Return only the count of lines in the listing below where the word "icon" appears.
• • • •
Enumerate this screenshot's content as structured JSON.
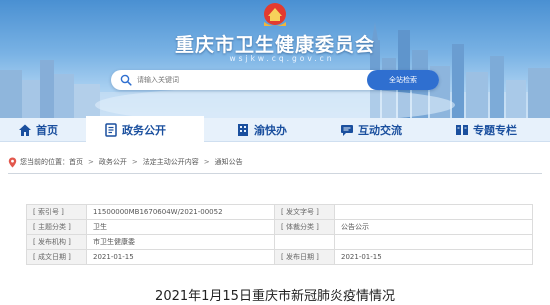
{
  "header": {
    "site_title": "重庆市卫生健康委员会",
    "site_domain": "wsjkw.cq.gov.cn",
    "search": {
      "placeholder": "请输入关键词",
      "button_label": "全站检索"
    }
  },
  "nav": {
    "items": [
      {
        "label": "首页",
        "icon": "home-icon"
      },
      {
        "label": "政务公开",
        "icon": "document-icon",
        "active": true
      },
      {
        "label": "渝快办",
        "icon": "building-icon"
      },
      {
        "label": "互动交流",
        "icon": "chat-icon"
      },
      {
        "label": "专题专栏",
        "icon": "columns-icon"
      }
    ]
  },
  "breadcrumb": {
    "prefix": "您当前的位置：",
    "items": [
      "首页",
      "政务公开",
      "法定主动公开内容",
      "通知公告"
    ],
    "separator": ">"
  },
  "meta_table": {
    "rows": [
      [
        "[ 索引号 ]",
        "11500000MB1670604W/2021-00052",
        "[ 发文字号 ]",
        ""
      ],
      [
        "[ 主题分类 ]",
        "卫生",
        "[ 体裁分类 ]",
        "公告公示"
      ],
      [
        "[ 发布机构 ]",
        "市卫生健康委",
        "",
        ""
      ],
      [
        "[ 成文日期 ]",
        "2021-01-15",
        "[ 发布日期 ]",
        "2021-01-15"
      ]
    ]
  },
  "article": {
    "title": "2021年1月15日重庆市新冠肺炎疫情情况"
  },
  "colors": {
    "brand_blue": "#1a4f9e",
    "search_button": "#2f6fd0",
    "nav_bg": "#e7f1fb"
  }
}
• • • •
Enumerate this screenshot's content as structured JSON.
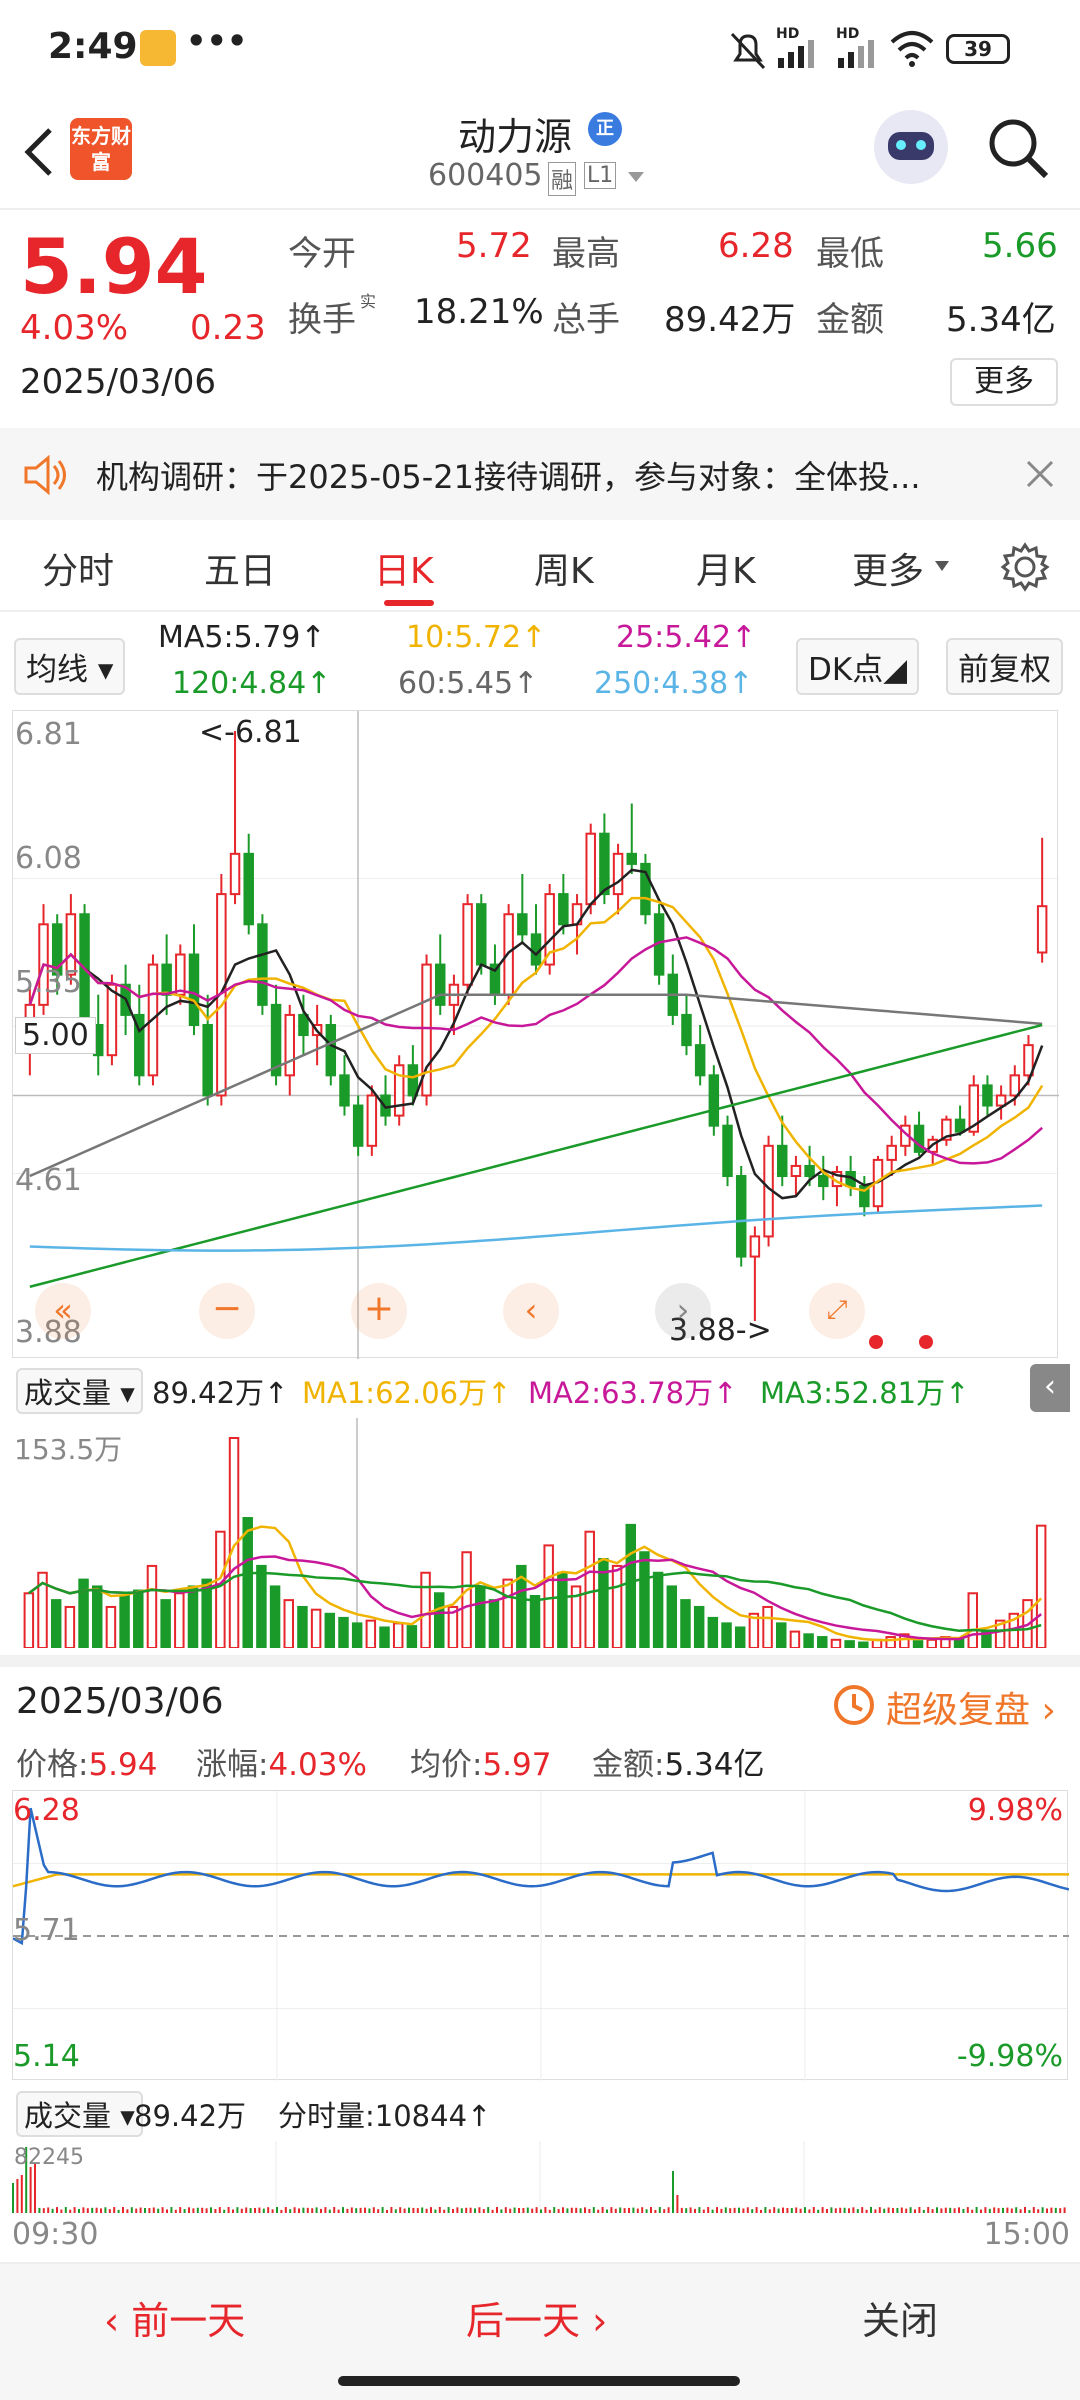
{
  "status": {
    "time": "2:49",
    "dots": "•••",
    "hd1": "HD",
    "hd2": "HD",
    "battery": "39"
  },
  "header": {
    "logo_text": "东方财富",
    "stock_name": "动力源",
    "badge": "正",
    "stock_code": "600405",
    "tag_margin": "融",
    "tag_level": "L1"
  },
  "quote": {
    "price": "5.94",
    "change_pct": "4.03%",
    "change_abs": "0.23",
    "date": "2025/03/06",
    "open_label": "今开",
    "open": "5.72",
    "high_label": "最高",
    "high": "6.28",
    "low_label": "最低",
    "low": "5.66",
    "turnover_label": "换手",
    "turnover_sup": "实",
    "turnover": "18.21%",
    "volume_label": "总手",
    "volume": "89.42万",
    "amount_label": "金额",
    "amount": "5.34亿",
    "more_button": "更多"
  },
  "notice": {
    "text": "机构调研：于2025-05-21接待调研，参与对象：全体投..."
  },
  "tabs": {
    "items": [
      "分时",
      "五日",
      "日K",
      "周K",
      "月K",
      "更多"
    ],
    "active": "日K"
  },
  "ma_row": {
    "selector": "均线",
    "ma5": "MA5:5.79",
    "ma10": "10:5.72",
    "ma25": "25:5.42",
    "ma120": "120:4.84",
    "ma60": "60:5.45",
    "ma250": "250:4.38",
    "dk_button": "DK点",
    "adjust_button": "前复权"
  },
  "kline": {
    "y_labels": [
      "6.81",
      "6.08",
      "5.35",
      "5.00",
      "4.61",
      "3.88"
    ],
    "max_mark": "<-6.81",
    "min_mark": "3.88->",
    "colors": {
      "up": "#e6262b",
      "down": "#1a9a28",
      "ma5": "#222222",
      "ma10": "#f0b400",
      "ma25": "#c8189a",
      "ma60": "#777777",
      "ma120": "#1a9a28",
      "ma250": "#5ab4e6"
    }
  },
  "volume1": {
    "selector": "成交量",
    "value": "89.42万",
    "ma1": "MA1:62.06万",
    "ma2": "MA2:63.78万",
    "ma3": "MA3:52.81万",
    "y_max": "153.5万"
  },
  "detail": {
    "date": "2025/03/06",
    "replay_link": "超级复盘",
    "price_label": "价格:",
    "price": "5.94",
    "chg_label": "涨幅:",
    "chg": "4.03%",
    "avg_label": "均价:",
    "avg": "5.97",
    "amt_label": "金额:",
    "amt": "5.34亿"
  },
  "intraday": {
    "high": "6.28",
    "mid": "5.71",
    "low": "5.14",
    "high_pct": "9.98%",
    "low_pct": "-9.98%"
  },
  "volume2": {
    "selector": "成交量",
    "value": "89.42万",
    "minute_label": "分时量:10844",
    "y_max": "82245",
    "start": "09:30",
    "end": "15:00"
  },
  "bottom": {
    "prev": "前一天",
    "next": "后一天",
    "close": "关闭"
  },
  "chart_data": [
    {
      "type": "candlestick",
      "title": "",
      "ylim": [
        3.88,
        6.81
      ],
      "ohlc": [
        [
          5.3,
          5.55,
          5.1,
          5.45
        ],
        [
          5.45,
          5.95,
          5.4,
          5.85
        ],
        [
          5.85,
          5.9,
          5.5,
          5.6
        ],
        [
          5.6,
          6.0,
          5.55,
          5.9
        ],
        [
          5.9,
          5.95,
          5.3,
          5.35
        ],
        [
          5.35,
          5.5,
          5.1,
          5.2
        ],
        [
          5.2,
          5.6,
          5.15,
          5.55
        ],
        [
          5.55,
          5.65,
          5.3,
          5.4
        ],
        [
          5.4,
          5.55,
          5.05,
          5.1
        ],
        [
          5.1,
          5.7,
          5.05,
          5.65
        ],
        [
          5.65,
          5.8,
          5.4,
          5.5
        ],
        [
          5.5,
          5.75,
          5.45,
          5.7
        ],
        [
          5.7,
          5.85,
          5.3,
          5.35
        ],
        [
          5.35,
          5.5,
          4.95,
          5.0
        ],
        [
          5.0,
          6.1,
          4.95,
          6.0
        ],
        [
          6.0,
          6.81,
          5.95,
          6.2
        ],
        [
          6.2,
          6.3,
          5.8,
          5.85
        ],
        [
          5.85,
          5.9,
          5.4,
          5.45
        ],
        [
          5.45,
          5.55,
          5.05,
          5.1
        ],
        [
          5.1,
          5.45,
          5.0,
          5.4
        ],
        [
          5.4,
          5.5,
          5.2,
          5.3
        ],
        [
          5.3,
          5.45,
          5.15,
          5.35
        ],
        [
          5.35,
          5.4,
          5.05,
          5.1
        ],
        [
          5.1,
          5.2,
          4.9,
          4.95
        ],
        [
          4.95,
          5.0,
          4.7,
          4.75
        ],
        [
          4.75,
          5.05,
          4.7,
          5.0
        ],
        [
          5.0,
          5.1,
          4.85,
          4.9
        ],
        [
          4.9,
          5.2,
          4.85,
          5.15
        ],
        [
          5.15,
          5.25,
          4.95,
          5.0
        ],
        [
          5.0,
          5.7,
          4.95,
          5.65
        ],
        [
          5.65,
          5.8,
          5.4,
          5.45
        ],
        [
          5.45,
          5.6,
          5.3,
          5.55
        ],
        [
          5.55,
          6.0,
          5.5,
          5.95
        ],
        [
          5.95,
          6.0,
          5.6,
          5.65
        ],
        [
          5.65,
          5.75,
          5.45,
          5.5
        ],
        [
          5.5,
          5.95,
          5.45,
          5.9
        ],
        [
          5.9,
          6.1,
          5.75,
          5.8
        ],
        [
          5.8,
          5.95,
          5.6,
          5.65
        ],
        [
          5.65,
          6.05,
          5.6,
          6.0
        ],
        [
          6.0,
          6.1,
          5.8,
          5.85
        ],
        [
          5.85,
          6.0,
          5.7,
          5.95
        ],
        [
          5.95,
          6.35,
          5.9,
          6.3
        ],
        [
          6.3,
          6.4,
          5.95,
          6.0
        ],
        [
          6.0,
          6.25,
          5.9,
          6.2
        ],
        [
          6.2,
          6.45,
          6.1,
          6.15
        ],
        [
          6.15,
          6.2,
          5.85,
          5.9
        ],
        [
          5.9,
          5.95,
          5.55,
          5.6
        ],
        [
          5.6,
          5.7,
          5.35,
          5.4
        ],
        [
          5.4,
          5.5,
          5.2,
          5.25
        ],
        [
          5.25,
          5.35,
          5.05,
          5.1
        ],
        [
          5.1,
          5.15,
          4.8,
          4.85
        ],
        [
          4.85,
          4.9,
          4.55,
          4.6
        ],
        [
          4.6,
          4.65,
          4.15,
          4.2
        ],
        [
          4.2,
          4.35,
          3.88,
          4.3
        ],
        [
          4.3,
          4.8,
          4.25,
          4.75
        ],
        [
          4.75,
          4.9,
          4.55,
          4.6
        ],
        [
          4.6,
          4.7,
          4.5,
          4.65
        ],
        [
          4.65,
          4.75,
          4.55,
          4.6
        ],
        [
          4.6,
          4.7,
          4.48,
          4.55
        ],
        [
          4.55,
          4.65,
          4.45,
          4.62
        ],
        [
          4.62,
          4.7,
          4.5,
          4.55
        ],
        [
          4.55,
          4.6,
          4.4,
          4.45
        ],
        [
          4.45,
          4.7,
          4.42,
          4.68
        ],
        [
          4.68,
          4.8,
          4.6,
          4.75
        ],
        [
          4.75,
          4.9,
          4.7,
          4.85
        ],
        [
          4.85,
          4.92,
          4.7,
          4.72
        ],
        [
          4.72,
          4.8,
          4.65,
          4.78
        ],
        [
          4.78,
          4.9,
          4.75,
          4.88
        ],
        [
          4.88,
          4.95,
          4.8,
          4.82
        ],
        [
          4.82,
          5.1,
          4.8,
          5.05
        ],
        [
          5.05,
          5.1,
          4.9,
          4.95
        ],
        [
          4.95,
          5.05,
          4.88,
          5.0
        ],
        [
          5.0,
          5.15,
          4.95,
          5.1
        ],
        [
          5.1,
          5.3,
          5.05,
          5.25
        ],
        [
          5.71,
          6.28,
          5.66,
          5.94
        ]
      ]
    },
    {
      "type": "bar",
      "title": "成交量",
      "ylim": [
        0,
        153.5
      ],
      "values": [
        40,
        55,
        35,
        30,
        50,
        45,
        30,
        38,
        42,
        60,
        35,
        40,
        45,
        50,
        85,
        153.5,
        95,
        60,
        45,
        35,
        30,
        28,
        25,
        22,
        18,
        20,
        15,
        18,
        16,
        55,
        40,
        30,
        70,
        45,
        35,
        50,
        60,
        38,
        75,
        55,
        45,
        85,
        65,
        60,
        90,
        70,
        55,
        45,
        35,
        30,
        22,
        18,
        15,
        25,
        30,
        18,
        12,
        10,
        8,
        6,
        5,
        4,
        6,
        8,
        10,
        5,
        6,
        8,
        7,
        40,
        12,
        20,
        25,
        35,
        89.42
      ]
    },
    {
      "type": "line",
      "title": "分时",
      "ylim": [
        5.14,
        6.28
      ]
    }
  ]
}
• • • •
■ **Exercise output**: 5